In 1666 Moliere dashed off A Doctor in Spite of Himself in a few days to compensate for the stony reception that had just greeted The Misanthrope. The play was pure froth, stripped of the kind of sharp satire that had enraged powerful people, and was aimed directly at the Parisian funny-bone. Moliere knew his audiences, knew how to make them roar, and fashioned a hit.
Some 350 years later, Steven Epp and Christopher Bayes reinvented Moliere's froth for contemporary American audiences. Epp and Bayes, long-time collaborators, know what makes us laugh, and their Doctor proved it first in Seattle, then at Yale and now at Berkeley Rep.
For some 90 minutes, the show employs puppets, sight gags galore, pop-culture references, political barbs, and all manner of music and physical comedy to dispense pure hilarity. It's nonsense, to be sure, but this nonsense is spectacularly inspired.
The flimsy story abounds with standard elements of commedia dell'arte, as lifted by Moliere: squabbling spouses, troubled lovers, a tyrannical father and lusty urges, among others.
The squabbling spouses are Sganarelle (Epp) and Martine (Justine Williams). He's a wood-cutter who swills booze from his hollow-handled axe and she's a screechy scold who punctuates virtually every scream by heaving extravagant beanbag boobs from her waist to shoulders and back.
When a pair of servants stop by and ask if she can help them find a doctor, Martine exacts her revenge on Sganarelle and sets the plot in motion. She tells the men -- charming simpletons played by Jacob Ming-Trent and Liam Craig -- that her husband is a medical genius who won't admit his skills without persuasion. That persuasion has to take the form of a beating, administered with sticks.
The servants oblige, Sganarelle accepts his new calling and quickly falls comfortably into its perks at the chateau of the tyrannical father (Allen Gilmore) and his mock-ailing daughter (Renata Friedman). Confined to a wheelchair and seemingly unable to speak, she's a punk-goth fright who suffers from an affliction that surfaces frequently in Moliere: separation from a lover whom her father disdains.
The lover turns out to be a deliciously vain dandy, played and sung to glorious excess by Chivas Michael.
One more resident of the estate also deserves mention: Julie Briskman, as the maid whose ample bosom draws Sganarelle's undivided attention at times. She's a bright and cheeky sort, much more than eye candy.
That's the framework. No much, not fresh.

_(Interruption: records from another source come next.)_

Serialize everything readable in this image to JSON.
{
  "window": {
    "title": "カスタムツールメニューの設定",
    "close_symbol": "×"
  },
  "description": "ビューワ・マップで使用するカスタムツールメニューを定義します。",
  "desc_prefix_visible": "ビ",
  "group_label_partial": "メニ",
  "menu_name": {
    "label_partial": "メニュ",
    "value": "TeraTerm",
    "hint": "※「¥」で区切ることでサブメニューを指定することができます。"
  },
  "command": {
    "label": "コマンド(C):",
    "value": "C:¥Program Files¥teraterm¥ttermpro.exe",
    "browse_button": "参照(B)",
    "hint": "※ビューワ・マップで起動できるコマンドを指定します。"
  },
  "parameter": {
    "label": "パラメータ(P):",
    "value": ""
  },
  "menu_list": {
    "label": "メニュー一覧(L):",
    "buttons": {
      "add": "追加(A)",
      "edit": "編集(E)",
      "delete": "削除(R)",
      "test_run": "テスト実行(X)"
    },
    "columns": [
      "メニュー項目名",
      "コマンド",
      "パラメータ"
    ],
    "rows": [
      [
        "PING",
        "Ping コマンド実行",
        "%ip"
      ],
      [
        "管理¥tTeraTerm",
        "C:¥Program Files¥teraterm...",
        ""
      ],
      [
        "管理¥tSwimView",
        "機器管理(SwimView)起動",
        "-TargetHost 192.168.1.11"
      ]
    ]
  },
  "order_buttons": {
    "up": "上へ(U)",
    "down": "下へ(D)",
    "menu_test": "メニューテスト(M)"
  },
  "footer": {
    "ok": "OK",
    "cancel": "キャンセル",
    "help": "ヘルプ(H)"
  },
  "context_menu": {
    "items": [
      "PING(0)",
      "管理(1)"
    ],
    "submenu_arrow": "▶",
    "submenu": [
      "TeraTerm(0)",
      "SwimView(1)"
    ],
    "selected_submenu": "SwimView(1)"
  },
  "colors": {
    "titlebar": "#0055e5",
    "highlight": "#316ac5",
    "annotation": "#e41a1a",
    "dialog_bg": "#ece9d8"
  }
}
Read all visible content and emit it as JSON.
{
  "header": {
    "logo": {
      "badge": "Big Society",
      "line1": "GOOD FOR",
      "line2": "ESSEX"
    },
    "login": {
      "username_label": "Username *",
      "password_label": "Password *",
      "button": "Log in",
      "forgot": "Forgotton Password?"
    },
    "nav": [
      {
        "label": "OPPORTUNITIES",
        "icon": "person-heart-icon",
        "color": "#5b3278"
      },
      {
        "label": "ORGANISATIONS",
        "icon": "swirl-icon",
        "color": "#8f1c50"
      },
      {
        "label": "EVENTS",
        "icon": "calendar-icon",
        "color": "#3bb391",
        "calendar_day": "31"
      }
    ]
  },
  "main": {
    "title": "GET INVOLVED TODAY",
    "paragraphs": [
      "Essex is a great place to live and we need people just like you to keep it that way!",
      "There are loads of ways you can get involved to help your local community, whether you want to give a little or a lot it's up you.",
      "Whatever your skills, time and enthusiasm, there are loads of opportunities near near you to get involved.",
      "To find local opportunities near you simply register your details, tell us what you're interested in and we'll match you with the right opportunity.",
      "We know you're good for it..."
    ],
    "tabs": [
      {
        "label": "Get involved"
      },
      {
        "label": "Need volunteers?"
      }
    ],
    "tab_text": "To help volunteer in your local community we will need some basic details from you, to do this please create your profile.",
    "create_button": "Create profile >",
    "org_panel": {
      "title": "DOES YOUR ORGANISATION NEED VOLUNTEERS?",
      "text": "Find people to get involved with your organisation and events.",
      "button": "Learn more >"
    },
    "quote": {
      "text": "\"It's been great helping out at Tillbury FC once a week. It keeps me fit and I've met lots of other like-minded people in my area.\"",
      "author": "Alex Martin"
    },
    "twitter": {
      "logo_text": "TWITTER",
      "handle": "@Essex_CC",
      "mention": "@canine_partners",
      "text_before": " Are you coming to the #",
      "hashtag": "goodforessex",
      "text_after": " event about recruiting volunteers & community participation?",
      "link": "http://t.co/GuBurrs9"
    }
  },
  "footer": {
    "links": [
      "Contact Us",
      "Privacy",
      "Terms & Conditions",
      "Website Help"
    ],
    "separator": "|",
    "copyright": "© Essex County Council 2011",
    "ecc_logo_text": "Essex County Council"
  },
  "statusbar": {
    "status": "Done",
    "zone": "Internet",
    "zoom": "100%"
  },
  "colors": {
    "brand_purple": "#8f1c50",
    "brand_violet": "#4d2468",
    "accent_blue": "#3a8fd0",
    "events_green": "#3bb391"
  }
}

But the dizzying giddiness that fills the framework is its own wonderful reason for theatrical existence.
The show opens and closes with a small, charming Punch and Judy show, with the characters replicated by figures in a tiny puppet theater. Befitting the rural setting, that "theater" looks like an outhouse.
That's a clever touch, but only a pale shadow of the vitality and inventiveness of the live performances, as envisioned by Epp and Bayes, and directed by Bayes. The gags flow in non-stop profusion, supported by music that runs from pop and rap to choral and operatic, with lots of Broadway tossed in. If you take five seconds to recall the title of one number -- say, one from Music Man -- you're likely to miss another from Oliver!
The score was composed by Aaron Halva and played with panache on at least a half-dozen instruments by Robertson Witmer and Greg C. Powers, ensconced very visibly in a corner of a crumbling proscenium arch.
Kristin Fiebig's costumes pay extravagant, colorful homage to Moliere's era for the most part, but include a few contemporary references -- like buckled, high-top boots for invalid daughter Lucinde -- that add to the fun.
One note of counsel for the linguistically squeamish: Especially in the early going, characters seem to struggle to outdo each other in flaunting the "F" word. It's funny at first, but quickly wears thin.
A Doctor in Spite of Himself runs through March 25 in Berkeley Rep's Roda Theatre, 2015 Addison St., Berkeley. Tickets are $14.50 to $73, from (415) 647-2949, (888) 427-8849 or www.berkeleyrep.org.